Why did you choose to make changes to “Terrain”?
Hubbard Street wanted to renew and extend the license for this work and approached me about continuing it. I see it as the final gesture of my work for the Harris. Hubbard Street has changed in size, so it was first a discussion about making something for a smaller number of dancers. Originally a composer I work with quite a bit, Jerome Begin, wasn’t available. He was available now so we’ve commissioned him to write a new score.
Every time I remount a work, I make a lot of changes. I’ve had some pieces audiences see year after year that haven’t changed, but people will come up and say “I love the changes you’ve made,” and I’ll tell them, “No, I haven’t changed a step.” From my point of view, I feel like dance is a present-tense art form. It involves linear time and it is experiential; these are all components that can be used in the choreography itself. Every time I revisit a work, I consider the dancers who are there and how they’ve changed, how the audience has changed and how our life experience has changed. So even if I don’t change anything, people will see it differently. At its best, the performance has become a reflection of a real human experience and a real art-making experience. All of those reasons have led me to revisit the work and to talk about it. It’s very much based in and will look like the first work, but I think I changed over the residency.
How do you feel you have changed?
I had my first major company commissions through this residency. And I’ve been working with companies that have buildings and schools and huge staffs. Getting to work this way has been a model for me running a small company in New York. It’s also been hard to make work at a fairly rapid pace. It’s been uncomfortable and scary at times, trying to function in a way that is more scrutinized. And presenting work to audiences that don’t know me. Year after year I’ve been identifying who I am and what I do as an artist. I’m working with a lot of new scores; working with a composer is something I do in my company. This has been an incubator for me to further that and take it to new levels. Also, having to work with dancers who are not familiar with me and to work quickly. Figuring out how to speak to dancers in a clear, quick and decisive way. To have to practice that over and over has been a fabulous, challenging experience. I have more comfort now going into unfamiliar situations.
How has the experience been working with different dancers in Hubbard Street than you did three years ago?
This company is astounding, so it’s been really good. It’s interesting because people who were in the work before are doing it differently than people who are new to my work. That was surprising to me but also exciting.
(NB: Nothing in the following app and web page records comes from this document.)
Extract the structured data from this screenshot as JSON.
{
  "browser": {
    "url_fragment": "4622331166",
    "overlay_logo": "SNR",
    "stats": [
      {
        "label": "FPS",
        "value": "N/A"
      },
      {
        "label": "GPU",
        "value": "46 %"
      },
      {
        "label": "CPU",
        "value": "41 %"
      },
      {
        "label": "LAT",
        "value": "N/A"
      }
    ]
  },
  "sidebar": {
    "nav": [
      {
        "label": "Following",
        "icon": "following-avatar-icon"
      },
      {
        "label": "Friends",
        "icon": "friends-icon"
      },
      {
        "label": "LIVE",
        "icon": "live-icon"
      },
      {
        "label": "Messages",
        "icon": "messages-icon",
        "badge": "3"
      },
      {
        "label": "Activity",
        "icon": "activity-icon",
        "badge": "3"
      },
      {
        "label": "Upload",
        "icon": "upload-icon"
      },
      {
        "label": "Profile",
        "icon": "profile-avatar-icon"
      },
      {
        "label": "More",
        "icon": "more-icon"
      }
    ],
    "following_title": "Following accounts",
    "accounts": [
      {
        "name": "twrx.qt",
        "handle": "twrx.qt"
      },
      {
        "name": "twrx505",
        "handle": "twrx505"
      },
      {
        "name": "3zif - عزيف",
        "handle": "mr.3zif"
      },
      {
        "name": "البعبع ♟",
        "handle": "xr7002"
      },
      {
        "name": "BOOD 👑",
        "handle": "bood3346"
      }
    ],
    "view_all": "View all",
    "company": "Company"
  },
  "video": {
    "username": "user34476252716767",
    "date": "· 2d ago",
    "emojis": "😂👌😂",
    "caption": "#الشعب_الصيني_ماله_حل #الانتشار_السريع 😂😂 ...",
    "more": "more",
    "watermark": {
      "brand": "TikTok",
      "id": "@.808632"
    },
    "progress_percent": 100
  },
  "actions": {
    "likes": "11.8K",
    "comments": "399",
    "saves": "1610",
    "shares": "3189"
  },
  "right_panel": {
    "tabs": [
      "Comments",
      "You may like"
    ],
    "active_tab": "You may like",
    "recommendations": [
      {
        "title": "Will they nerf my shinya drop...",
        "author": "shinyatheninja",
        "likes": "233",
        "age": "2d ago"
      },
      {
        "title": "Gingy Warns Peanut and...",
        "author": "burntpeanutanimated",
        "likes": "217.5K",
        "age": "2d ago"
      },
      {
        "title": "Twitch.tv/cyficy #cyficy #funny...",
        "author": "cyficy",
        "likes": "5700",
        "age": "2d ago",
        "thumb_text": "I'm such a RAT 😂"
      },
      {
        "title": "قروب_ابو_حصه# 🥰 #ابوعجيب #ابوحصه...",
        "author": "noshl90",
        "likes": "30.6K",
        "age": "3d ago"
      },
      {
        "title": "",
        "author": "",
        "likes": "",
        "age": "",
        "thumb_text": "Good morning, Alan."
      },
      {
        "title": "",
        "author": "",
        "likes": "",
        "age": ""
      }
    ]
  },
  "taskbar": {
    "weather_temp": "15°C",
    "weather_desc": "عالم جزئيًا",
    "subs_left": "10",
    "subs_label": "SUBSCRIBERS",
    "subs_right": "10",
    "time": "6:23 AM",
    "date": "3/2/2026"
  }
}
With this company I went crazy with partnering: organisms, communities. This group has been amazing and generous with that. The work is challenging in many ways physically and mentally, I’m asking a lot, and they’ve been talking with each other about community and cooperation and they’ve used this to make their ties stronger. I’ve enjoyed being a part of that and that they’re making it a part of their overall year. I don’t think it would necessarily happen with every company.
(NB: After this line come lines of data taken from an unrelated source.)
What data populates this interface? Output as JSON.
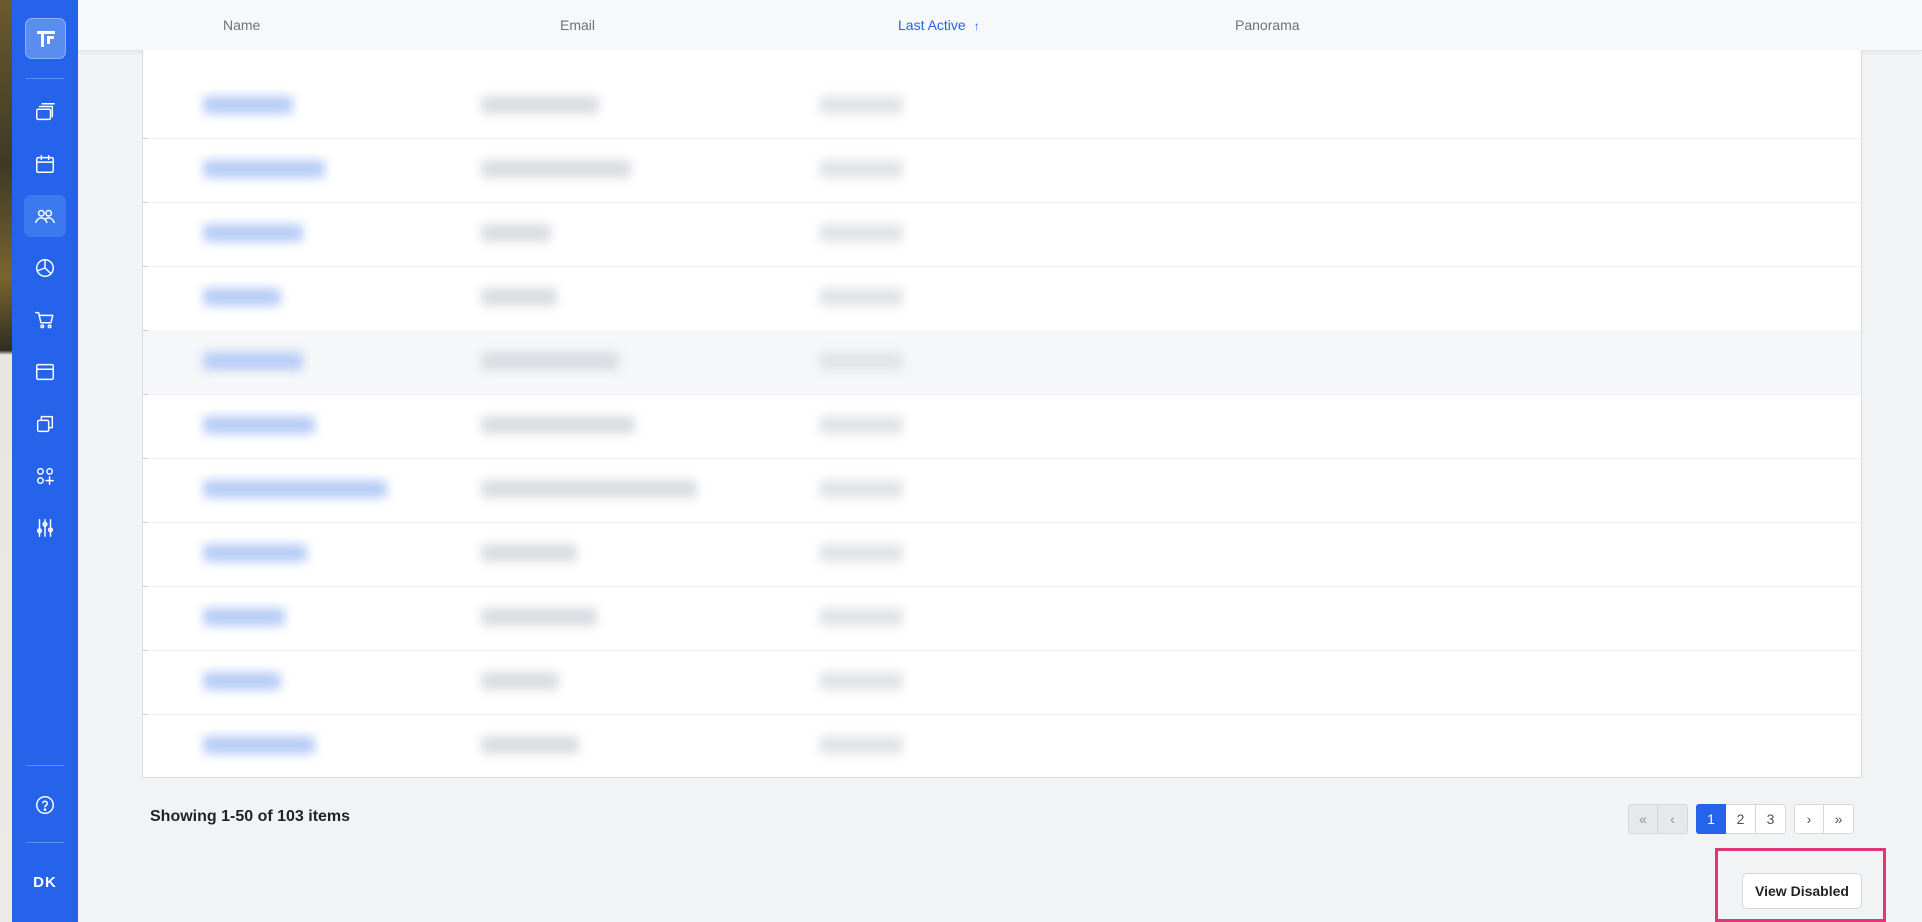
{
  "sidebar": {
    "logo_icon": "brand-logo-icon",
    "nav_items": [
      {
        "icon": "stack-icon"
      },
      {
        "icon": "calendar-icon"
      },
      {
        "icon": "users-icon",
        "active": true
      },
      {
        "icon": "pie-chart-icon"
      },
      {
        "icon": "cart-icon"
      },
      {
        "icon": "window-icon"
      },
      {
        "icon": "copy-icon"
      },
      {
        "icon": "apps-add-icon"
      },
      {
        "icon": "sliders-icon"
      }
    ],
    "help_icon": "help-circle-icon",
    "avatar_initials": "DK"
  },
  "table": {
    "columns": {
      "name": "Name",
      "email": "Email",
      "last_active": "Last Active",
      "panorama": "Panorama"
    },
    "sorted_column": "last_active",
    "sort_direction_icon": "↑"
  },
  "footer": {
    "summary": "Showing 1-50 of 103 items",
    "pagination": {
      "first_icon": "«",
      "prev_icon": "‹",
      "pages": [
        "1",
        "2",
        "3"
      ],
      "current": "1",
      "next_icon": "›",
      "last_icon": "»"
    },
    "view_disabled_label": "View Disabled"
  },
  "colors": {
    "sidebar": "#2563eb",
    "accent": "#2563eb",
    "highlight": "#e0357b"
  }
}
It looks incredibly challenging. The complexity of the relationship between the music and movement is really astounding. I feel for people seeing dance—as I often do, but especially just now: you sit in the seats and watch it once and that’s it. After watching a run of this rehearsal I wanted to ask, “Okay, can I see that again sitting on this side?”
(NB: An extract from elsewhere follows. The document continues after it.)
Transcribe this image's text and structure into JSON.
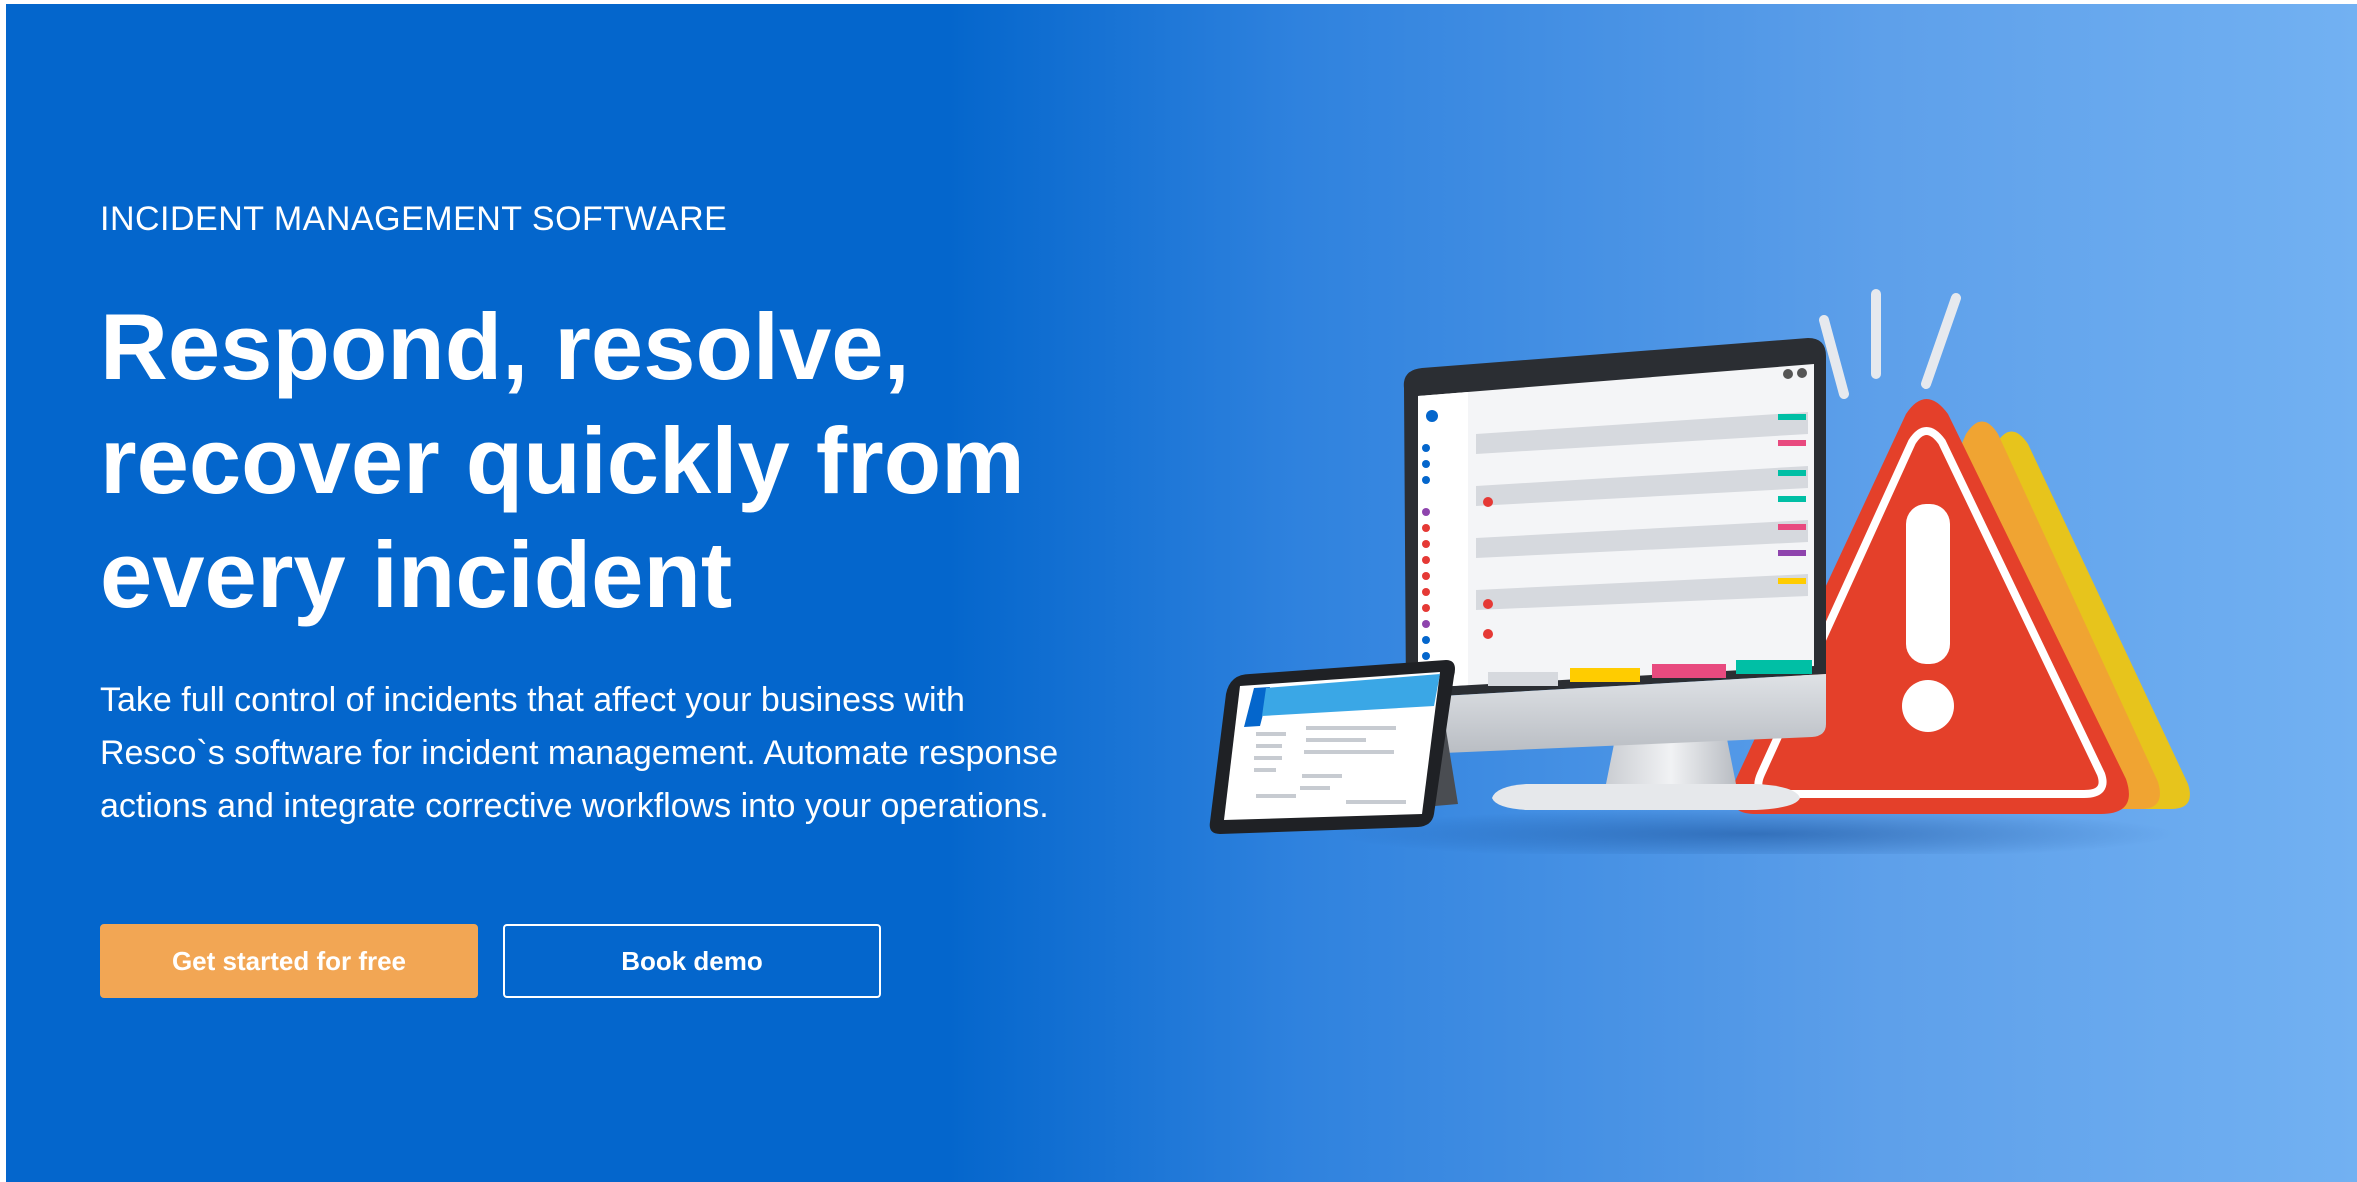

It’s very dense. And it exists in all dimensions.
I like the density and urgency and chaos. I feel in the world and in my life urgency and chaos. The rapid pace and overlapping of events is exciting to me. Trying to create force, but find underlying brushstrokes and arcs that carry you through as well. It’s purposefully dense, but I know a lot will be missed. Part of it is what is lost. Structures are eroding as quickly as they’re built so I’m happy to hear you say that too, I’m trying to propel it at a speed you can’t quite keep up with it. It’s supposed to be constant disintegration of things.
But it has a cohesion. It feels like running on a log, but you don’t fall off. Can I ask you about the title? The image of terrain is so two-dimensional. Or maybe that’s because I’m from the Midwest.
I’m so tortured by titles all the time. I battle with them because they give you a clue to the work. We have this idea in the music and choreography of time-lapse, watching things grow and recede. It is environmental and it’s spacial studies for the dancers. Terrain feels a little static and the work is kinetic. I’m questioning changing the title, but the thing I like is the juxtaposition as well. I hope a title gives you a clue in, but allows you to wonder broadly around the work. (Sharon Hoyer)
At the Harris Theater, 205 East Randolph, (312)635-3799. Thursday, June 6 at 7:30pm, Saturday, June 8 at 8pm and Sunday, June 9 at 3pm. $25-$110. Hubbardstreetdance.com.